**AIM OF THE TASK**
Take every line from the listing below that contains "Please".

**SUPPLIED MATERIAL**
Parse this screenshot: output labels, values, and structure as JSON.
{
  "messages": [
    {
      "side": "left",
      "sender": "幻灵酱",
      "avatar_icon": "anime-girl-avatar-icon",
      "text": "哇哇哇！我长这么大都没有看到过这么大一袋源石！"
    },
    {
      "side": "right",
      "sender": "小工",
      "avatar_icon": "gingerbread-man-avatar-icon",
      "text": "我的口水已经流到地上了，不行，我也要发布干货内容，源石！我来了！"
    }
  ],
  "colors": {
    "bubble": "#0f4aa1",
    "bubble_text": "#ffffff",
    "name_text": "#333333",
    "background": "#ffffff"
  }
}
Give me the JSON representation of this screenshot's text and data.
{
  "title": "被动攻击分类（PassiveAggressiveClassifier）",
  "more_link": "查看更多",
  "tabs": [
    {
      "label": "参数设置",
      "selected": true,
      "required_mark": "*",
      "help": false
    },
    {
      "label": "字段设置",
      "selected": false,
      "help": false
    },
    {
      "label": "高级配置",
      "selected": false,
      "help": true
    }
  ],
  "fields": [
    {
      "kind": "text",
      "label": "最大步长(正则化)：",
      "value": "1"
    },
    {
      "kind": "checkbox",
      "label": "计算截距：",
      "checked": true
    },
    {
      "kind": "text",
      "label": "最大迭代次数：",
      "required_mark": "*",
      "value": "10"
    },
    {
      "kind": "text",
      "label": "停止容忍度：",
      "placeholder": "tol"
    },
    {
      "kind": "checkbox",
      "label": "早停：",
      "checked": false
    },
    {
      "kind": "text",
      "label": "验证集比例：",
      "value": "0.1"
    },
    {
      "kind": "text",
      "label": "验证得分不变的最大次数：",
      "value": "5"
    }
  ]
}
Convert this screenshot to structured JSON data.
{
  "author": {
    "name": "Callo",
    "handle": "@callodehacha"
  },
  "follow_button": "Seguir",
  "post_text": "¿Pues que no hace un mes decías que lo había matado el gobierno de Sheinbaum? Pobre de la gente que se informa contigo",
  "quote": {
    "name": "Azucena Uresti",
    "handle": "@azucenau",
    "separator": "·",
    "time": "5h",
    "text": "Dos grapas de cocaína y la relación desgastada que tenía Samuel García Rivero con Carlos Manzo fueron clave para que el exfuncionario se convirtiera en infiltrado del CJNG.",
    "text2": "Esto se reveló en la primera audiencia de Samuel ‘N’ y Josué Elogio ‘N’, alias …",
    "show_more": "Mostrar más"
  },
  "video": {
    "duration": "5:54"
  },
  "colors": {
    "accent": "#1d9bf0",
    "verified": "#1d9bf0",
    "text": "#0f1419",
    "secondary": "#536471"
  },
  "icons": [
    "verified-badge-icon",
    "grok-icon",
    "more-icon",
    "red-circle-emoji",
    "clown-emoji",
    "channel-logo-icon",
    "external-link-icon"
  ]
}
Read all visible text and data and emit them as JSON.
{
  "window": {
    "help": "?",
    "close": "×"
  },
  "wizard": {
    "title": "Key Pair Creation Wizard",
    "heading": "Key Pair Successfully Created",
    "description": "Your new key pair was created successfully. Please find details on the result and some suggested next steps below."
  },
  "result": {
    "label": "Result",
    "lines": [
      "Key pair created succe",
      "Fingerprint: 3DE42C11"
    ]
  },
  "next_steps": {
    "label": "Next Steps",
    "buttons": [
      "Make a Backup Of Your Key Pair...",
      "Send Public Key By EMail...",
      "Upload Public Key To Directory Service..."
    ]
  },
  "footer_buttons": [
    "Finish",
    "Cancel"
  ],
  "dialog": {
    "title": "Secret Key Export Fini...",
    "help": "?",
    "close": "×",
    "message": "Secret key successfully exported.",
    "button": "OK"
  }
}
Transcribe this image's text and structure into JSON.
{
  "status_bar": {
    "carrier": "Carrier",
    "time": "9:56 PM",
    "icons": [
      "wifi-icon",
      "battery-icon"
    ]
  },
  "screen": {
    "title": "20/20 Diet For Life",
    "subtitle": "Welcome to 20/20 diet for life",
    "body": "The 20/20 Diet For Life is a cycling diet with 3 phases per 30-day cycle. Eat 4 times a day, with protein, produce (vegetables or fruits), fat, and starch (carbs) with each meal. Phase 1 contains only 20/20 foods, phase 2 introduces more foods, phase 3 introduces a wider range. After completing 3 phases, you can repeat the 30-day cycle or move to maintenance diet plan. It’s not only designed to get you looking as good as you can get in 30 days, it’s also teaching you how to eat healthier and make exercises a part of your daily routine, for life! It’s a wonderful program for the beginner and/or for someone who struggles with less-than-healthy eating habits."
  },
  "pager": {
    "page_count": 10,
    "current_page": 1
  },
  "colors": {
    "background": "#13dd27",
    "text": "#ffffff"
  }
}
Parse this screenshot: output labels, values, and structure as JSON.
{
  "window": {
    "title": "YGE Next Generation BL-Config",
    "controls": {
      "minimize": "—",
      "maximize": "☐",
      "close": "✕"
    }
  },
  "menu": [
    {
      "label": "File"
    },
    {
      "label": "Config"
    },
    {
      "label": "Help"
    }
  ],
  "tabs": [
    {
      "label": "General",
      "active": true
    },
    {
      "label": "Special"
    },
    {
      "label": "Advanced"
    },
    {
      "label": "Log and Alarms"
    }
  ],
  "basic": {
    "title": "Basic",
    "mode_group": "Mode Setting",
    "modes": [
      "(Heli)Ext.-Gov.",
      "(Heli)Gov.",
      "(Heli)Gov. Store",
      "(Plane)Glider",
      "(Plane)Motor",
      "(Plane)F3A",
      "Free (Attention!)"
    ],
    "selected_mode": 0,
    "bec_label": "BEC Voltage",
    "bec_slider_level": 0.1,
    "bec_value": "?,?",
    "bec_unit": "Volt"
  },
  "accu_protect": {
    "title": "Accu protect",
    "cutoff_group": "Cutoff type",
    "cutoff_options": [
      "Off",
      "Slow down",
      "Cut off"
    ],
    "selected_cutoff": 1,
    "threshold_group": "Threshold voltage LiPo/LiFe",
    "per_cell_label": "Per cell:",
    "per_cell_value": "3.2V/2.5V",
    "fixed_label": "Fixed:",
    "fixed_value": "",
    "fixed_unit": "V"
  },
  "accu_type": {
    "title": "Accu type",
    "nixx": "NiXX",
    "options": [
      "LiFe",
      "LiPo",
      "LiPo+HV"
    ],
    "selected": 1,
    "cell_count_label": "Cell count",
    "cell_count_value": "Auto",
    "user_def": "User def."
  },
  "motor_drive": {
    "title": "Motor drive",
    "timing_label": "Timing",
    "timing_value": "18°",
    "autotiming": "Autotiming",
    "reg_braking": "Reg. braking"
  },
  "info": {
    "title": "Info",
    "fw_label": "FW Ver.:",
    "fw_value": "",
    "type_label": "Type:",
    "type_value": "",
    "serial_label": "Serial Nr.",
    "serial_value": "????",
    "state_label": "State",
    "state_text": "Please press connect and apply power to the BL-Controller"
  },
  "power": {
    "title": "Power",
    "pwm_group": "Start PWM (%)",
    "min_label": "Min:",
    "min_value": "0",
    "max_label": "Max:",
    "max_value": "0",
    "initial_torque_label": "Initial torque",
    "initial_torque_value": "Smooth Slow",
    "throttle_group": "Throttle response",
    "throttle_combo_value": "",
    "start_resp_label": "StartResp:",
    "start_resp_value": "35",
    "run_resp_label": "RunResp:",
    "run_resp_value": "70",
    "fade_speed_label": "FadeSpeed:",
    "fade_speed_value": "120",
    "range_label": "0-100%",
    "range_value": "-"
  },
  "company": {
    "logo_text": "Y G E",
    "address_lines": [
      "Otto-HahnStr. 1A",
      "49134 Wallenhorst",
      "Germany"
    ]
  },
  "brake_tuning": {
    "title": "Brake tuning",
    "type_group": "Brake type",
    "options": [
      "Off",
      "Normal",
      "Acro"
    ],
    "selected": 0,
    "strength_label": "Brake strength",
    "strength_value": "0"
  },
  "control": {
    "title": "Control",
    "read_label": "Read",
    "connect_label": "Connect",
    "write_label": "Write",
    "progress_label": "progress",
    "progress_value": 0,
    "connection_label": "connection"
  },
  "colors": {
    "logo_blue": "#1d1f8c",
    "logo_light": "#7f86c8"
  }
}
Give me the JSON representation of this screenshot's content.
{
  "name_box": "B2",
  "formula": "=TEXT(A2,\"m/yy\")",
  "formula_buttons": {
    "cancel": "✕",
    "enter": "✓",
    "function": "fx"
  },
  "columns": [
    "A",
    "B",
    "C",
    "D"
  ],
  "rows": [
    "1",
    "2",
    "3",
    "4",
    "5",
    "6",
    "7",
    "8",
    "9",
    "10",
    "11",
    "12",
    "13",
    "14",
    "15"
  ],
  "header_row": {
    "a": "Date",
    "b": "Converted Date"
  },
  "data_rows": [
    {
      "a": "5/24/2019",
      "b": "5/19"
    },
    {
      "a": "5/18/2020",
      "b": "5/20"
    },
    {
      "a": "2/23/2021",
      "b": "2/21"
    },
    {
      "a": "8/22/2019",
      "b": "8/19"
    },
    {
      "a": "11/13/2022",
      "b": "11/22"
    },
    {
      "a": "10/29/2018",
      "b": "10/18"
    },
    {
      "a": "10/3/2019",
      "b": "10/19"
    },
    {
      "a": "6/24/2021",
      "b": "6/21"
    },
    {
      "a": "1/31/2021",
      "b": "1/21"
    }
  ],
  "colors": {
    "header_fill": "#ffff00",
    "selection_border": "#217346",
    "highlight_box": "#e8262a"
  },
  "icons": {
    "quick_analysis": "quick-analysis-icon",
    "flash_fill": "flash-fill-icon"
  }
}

**ANSWER SECTION**
    "description": "Your new key pair was created successfully. Please find details on the result and some suggested next steps below."
    "state_text": "Please press connect and apply power to the BL-Controller"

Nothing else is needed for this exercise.